Ah, the heady feel of a new year, when you can leave all of last year’s mistakes behind you and emerge as some shiny, productive, improved version of yourself. At least until the second week in January, when it all seems a bit too much like hard work, the weather is bloody miserable, your next holiday is months away and what was wrong with the old you, anyway? So while I couldn’t resist the urge to add to the cacophony of New Year’s Resolution pieces, I hope at least these are some tips that will last you through the year…
Read lots, do little
This time of year you can find a million pieces of advice online about making this the year you write that novel, finish that screenplay, Become A Writer or whatever, and lots of that advice is really useful. But not all of it will work for you – and nothing will crash your good intentions faster than trying to implement a rigorous schedule of multiple new habits all at once. Pick a few small changes to start with – you’re more likely to stick with them and see results. You can always add more later.
Pick the bits that work…
Just because a whole programme or course doesn’t suit you, that doesn’t mean it’s useless. I’ve done The Artist’s Way by Julia Cameron several times during my life, and always find it a useful jumpstart to stalled creativity. But I’ve never managed to complete the ‘no reading’ part of it successfully and one of the main components, the morning pages (where you journal at the very start of your day), has never worked for me. While I have learned that journaling is a useful tool, I’ve also realised that, as a chronic insomniac, an extra half hour in bed does me more good than any early morning creative exercises.

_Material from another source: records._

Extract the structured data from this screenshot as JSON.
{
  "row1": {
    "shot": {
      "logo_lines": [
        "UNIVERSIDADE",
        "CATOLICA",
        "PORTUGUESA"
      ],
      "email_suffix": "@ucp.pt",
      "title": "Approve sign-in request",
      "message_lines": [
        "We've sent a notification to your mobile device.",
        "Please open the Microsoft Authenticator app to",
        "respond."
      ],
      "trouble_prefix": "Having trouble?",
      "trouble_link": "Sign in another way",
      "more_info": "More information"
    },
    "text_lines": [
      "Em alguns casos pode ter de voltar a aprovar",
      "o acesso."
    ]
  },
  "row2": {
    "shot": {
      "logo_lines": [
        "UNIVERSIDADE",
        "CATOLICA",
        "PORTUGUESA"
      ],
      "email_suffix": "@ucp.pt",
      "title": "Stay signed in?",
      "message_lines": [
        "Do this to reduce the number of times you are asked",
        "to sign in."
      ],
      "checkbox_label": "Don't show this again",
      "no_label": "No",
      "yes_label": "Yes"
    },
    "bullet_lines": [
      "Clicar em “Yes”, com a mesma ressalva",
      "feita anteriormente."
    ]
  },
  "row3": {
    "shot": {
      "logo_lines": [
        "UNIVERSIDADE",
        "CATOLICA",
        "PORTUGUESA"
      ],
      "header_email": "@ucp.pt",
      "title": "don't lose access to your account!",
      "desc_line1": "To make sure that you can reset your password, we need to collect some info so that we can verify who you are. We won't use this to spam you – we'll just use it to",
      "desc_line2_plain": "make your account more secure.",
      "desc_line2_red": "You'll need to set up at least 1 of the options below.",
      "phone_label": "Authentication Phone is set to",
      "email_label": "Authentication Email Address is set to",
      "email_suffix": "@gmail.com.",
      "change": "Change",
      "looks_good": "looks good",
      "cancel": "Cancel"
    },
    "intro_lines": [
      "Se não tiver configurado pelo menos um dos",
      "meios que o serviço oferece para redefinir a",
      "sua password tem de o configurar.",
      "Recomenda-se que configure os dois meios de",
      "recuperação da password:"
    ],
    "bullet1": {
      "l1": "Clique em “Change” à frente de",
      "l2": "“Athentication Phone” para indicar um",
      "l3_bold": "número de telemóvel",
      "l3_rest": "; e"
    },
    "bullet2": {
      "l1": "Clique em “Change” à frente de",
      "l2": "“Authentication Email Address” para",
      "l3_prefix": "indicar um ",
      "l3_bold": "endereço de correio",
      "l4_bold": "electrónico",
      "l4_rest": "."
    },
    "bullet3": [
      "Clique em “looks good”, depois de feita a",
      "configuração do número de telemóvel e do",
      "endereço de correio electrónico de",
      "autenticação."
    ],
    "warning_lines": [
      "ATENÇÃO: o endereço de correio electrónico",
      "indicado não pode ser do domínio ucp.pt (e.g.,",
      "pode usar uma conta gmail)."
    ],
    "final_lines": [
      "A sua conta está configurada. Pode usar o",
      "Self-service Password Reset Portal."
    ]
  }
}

But be open to what that might be...
One of the reasons I like books about writing is they often throw up ideas or exercises that I wouldn’t ever think of – and, more than that, that I would normally run a mile from doing. But while you ultimately need to find techniques and habits that suit you, it’s worth at least trying things that might not initially appeal, whether it’s reading your work aloud, or going on an ‘artist’s date’ – the very act of stepping outside your comfort zone can be useful in itself.
Ignore any rules about ‘real writers’
‘Real writers write every day’ is probably the most common, but these come in many hues. ‘Real writers can’t stop writing’, ‘real writers will always find time to write’, blah, blah, blah. When in fact plenty of ‘real’ writers (if you are judging ‘realness’ in terms of success, which is pernicious in itself) only write for part of the year, or take long breaks between books, or find that life occasionally derails them just as much as it does other people.
Don’t wait until you have the time
All of that said, looking at my writer and would-be writer friends, I think the biggest stumbling block is the fallacy that you will be a writer one day, just not now. You’ll do that first draft when you’re on holiday, or when you take a sabbatical, or even just when work gets a bit easier. I wasted three years between books waiting for the ‘right time’: in the end, my next novel was written in 15 minute bursts, time snatched out of busy days in a demanding job. Don’t feel like writing needs a lot of time and ceremony – you really don’t need to put aside hours and hours to do it. Sure, you might benefit from doing a writer’s class or going on a writing retreat, but don’t keep waiting for the perfect set of circumstances to arrive, or you might be a year down the line and still not have written a word.
Stop being scared of the title, ‘Writer’
OK, this is a personal one to me, but it’s my own bête noire and it’s something I am determined to beat this year. Because, despite the fact that I got my first story published over 20 years ago, I have written for a dozen publications, I have won several writing competitions, have 6 books and a play under my belt and have, in one way or another, been making my living as a wordsmith for the last decade and a half, just because I’m not on the bestseller lists I shy away from the word ‘writer’. I get nervous and fumble my answers if people ask what I do, or about my books, playing it down so that they don’t think I am bragging or laying claim to a title that only belongs to more talented, more famous and more successful people. Well, in 2015: screw that. I am writer, hear me roar…
PS: I started the New Year with some exciting writer news – the lovely Zoe Cunningham (below, in full Cassandra Bick mode) is doing a one-woman show based on the Dark Dates books. I’ll be posting a Q&A with Zoe later this week, but needless to say – it’s a great start to the year!
Like my writing? Help support it by downloading my books!
Rom-com with a dash of Northern charm: The Bridesmaid Blues
Paranormal adventure with snark and sexiness: Dark Dates: Cassandra Bick Chronicles: Volume 1
[Note: this site uses some affiliate links]
I love the first one. I think that if nothing else, at least reading is research. I can make that work lol. I can make anything work if I’m motivated to excuse myself 🙂
Pingback: Why is it so hard to call myself a writer (and could it possibly be a girl thing?) | Dark Dates